Lewis Hamilton's all-conquering Mercedes team have been dragged into Formula One's latest 'cheat' storm on the eve of the 70th Anniversary Grand Prix at Silverstone.
Racing Point were docked 15 points and fined £361,000 on Friday after they were found guilty of copying parts of Hamilton's title-winning 2019 machine.
A 14-page dossier issued in the wake of the FIA's investigation, revealed that Mercedes had supplied a complete set of last year's brake ducts to Racing Point on January 6.
It was also established that Mercedes provided Racing Point with computer-aided design models for the parts which assisted them in building this year's car, which has been dubbed the "Pink Mercedes" given its likeness to the machine Hamilton drove to a sixth world title.

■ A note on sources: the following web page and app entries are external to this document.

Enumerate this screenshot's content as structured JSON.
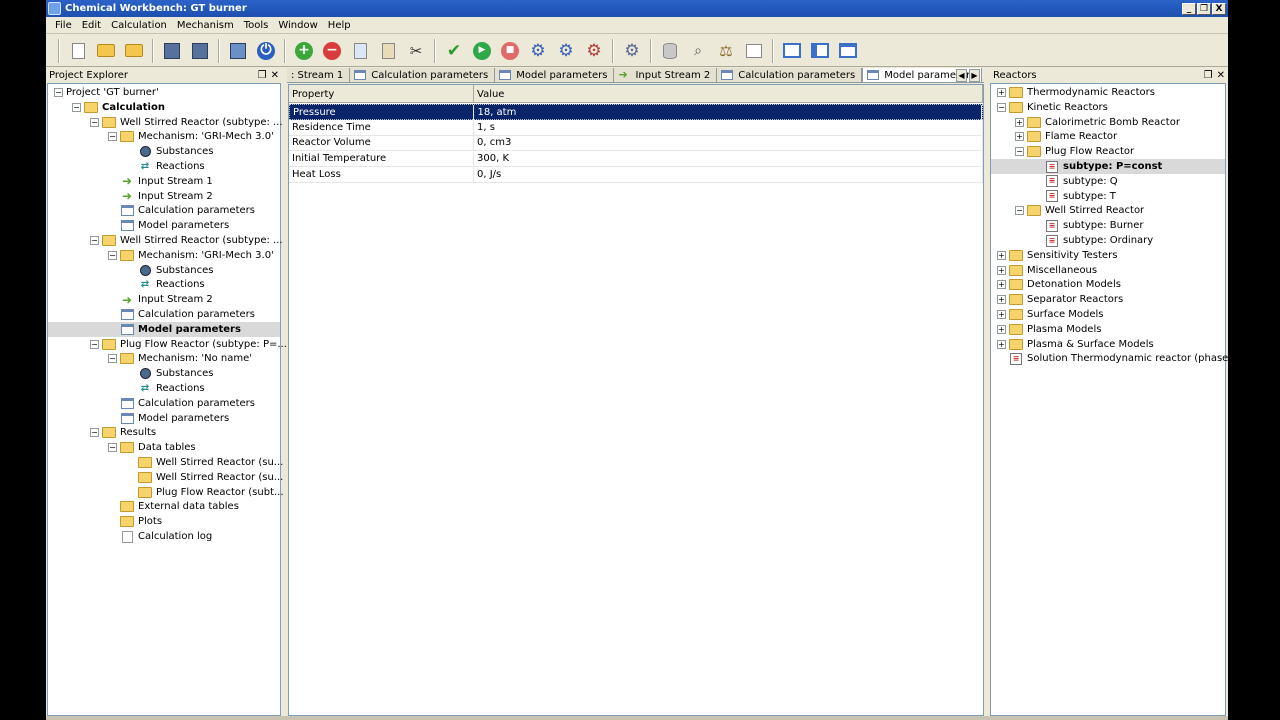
{
  "window": {
    "title": "Chemical Workbench: GT burner",
    "controls": [
      "_",
      "❐",
      "X"
    ]
  },
  "menu": [
    "File",
    "Edit",
    "Calculation",
    "Mechanism",
    "Tools",
    "Window",
    "Help"
  ],
  "left_panel": {
    "title": "Project Explorer",
    "tree": [
      {
        "label": "Project 'GT burner'",
        "level": 0,
        "icon": "none",
        "expander": "minus"
      },
      {
        "label": "Calculation",
        "level": 1,
        "icon": "folder",
        "expander": "minus",
        "bold": true
      },
      {
        "label": "Well Stirred Reactor (subtype: ...",
        "level": 2,
        "icon": "folder",
        "expander": "minus"
      },
      {
        "label": "Mechanism: 'GRI-Mech 3.0'",
        "level": 3,
        "icon": "folder",
        "expander": "minus"
      },
      {
        "label": "Substances",
        "level": 4,
        "icon": "substances"
      },
      {
        "label": "Reactions",
        "level": 4,
        "icon": "reactions"
      },
      {
        "label": "Input Stream 1",
        "level": 3,
        "icon": "arrow"
      },
      {
        "label": "Input Stream 2",
        "level": 3,
        "icon": "arrow"
      },
      {
        "label": "Calculation parameters",
        "level": 3,
        "icon": "table"
      },
      {
        "label": "Model parameters",
        "level": 3,
        "icon": "table"
      },
      {
        "label": "Well Stirred Reactor (subtype: ...",
        "level": 2,
        "icon": "folder",
        "expander": "minus"
      },
      {
        "label": "Mechanism: 'GRI-Mech 3.0'",
        "level": 3,
        "icon": "folder",
        "expander": "minus"
      },
      {
        "label": "Substances",
        "level": 4,
        "icon": "substances"
      },
      {
        "label": "Reactions",
        "level": 4,
        "icon": "reactions"
      },
      {
        "label": "Input Stream 2",
        "level": 3,
        "icon": "arrow"
      },
      {
        "label": "Calculation parameters",
        "level": 3,
        "icon": "table"
      },
      {
        "label": "Model parameters",
        "level": 3,
        "icon": "table",
        "selected": true
      },
      {
        "label": "Plug Flow Reactor (subtype: P=...",
        "level": 2,
        "icon": "folder",
        "expander": "minus"
      },
      {
        "label": "Mechanism: 'No name'",
        "level": 3,
        "icon": "folder",
        "expander": "minus"
      },
      {
        "label": "Substances",
        "level": 4,
        "icon": "substances"
      },
      {
        "label": "Reactions",
        "level": 4,
        "icon": "reactions"
      },
      {
        "label": "Calculation parameters",
        "level": 3,
        "icon": "table"
      },
      {
        "label": "Model parameters",
        "level": 3,
        "icon": "table"
      },
      {
        "label": "Results",
        "level": 2,
        "icon": "folder",
        "expander": "minus"
      },
      {
        "label": "Data tables",
        "level": 3,
        "icon": "folder",
        "expander": "minus"
      },
      {
        "label": "Well Stirred Reactor (su...",
        "level": 4,
        "icon": "folder"
      },
      {
        "label": "Well Stirred Reactor (su...",
        "level": 4,
        "icon": "folder"
      },
      {
        "label": "Plug Flow Reactor (subt...",
        "level": 4,
        "icon": "folder"
      },
      {
        "label": "External data tables",
        "level": 3,
        "icon": "folder"
      },
      {
        "label": "Plots",
        "level": 3,
        "icon": "folder"
      },
      {
        "label": "Calculation log",
        "level": 3,
        "icon": "log"
      }
    ]
  },
  "center": {
    "tabs": [
      {
        "label": ": Stream 1",
        "icon": "none"
      },
      {
        "label": "Calculation parameters",
        "icon": "table"
      },
      {
        "label": "Model parameters",
        "icon": "table"
      },
      {
        "label": "Input Stream 2",
        "icon": "arrow"
      },
      {
        "label": "Calculation parameters",
        "icon": "table"
      },
      {
        "label": "Model parameters",
        "icon": "table",
        "active": true
      }
    ],
    "grid": {
      "headers": [
        "Property",
        "Value"
      ],
      "rows": [
        {
          "property": "Pressure",
          "value": "18, atm",
          "selected": true
        },
        {
          "property": "Residence Time",
          "value": "1, s"
        },
        {
          "property": "Reactor Volume",
          "value": "0, cm3"
        },
        {
          "property": "Initial Temperature",
          "value": "300, K"
        },
        {
          "property": "Heat Loss",
          "value": "0, J/s"
        }
      ]
    }
  },
  "right_panel": {
    "title": "Reactors",
    "tree": [
      {
        "label": "Thermodynamic Reactors",
        "level": 0,
        "icon": "folder",
        "expander": "plus"
      },
      {
        "label": "Kinetic Reactors",
        "level": 0,
        "icon": "folder",
        "expander": "minus"
      },
      {
        "label": "Calorimetric Bomb Reactor",
        "level": 1,
        "icon": "folder",
        "expander": "plus"
      },
      {
        "label": "Flame Reactor",
        "level": 1,
        "icon": "folder",
        "expander": "plus"
      },
      {
        "label": "Plug Flow Reactor",
        "level": 1,
        "icon": "folder",
        "expander": "minus"
      },
      {
        "label": "subtype: P=const",
        "level": 2,
        "icon": "reactor",
        "selected": true
      },
      {
        "label": "subtype: Q",
        "level": 2,
        "icon": "reactor"
      },
      {
        "label": "subtype: T",
        "level": 2,
        "icon": "reactor"
      },
      {
        "label": "Well Stirred Reactor",
        "level": 1,
        "icon": "folder",
        "expander": "minus"
      },
      {
        "label": "subtype: Burner",
        "level": 2,
        "icon": "reactor"
      },
      {
        "label": "subtype: Ordinary",
        "level": 2,
        "icon": "reactor"
      },
      {
        "label": "Sensitivity Testers",
        "level": 0,
        "icon": "folder",
        "expander": "plus"
      },
      {
        "label": "Miscellaneous",
        "level": 0,
        "icon": "folder",
        "expander": "plus"
      },
      {
        "label": "Detonation Models",
        "level": 0,
        "icon": "folder",
        "expander": "plus"
      },
      {
        "label": "Separator Reactors",
        "level": 0,
        "icon": "folder",
        "expander": "plus"
      },
      {
        "label": "Surface Models",
        "level": 0,
        "icon": "folder",
        "expander": "plus"
      },
      {
        "label": "Plasma Models",
        "level": 0,
        "icon": "folder",
        "expander": "plus"
      },
      {
        "label": "Plasma & Surface Models",
        "level": 0,
        "icon": "folder",
        "expander": "plus"
      },
      {
        "label": "Solution Thermodynamic reactor (phase ...",
        "level": 0,
        "icon": "reactor"
      }
    ]
  },
  "toolbar_icons": [
    "new-document-icon",
    "open-folder-icon",
    "open-project-icon",
    "save-icon",
    "save-as-icon",
    "project-settings-icon",
    "power-icon",
    "add-icon",
    "remove-icon",
    "copy-icon",
    "paste-icon",
    "cut-icon",
    "check-icon",
    "run-icon",
    "stop-icon",
    "gear-add-icon",
    "gear-run-icon",
    "gear-icon",
    "gear-settings-icon",
    "database-icon",
    "search-icon",
    "balance-icon",
    "chart-icon",
    "cascade-windows-icon",
    "tile-windows-icon",
    "window-icon"
  ]
}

Formula One's governing body ruled that the transfer of brake ducts did not constitute a "significant breach of the sporting regulations", and the transferring of data as within the rules.
But some in the Silverstone paddock were on Friday questioning why Mercedes assisted Racing Point.
Mercedes team principal Toto Wolff enjoys a good relationship with Racing Point co-owner Lawrence Stroll. Wolff is a shareholder in Aston Martin, also controlled by Stroll, who will return to the grid in place of Racing Point in 2021.
Racing Point, whose performances have greatly improved this season, had previously claimed that their car was designed simply on photographs of last year's Mercedes.
"The investigation has thrown up a lot more questions than answers and there is new evidence that we are able to see," said McLaren chief executive Zak Brown on Friday.
"Obviously Racing Point claimed that they had copied the car via photography. It's clear from reading the document that that is BS (b*******).
"And therefore you have to question everything else around that car. This is potentially the tip of the iceberg, the starting point of what has happened here.
"It's not healthy for the sport. It is something that we are going to review quickly so that we are able to understand the process and if that's something we want to potentially participate in."
Renault, who have protested the Racing Point car after all four races so far this year, are now weighing up whether to appeal the FIA's verdict.
The PA news agency understands they could be joined by a number of other teams, including Ferrari and McLaren. They will have until Saturday morning to lodge the intention of an appeal, and then a further 96 hours to decide if they want to continue with their legal action.
On Friday, Wolff, who has presided over Mercedes' unprecedented six consecutive drivers' and constructors' championships, defended his team's role in the saga which threatens to overshadow Hamilton's march towards a record-equalling seventh title.
"We feel 100 per cent comfortable with our position," he said.
"We have read the rules over and over again. The verdict that came out today is extremely complicated, and comes up with an interpretation that is new to all of us.
"We have provided certain data in 2019, which was totally within the rules. The January 6 delivery of ducts has no material effect on any of the action, because the whole thing was delivered much earlier."
On track, Hamilton, who holds a 30-point championship lead over team-mate Valtteri Bottas, finished fastest in practice for Sunday's race at Silverstone.
Hamilton will move to within three victories of Michael Schumacher's win record of 91 if he triumphs again on Sunday. He will also equal the German's all-time tally of 155 career podiums if he finishes in the top three.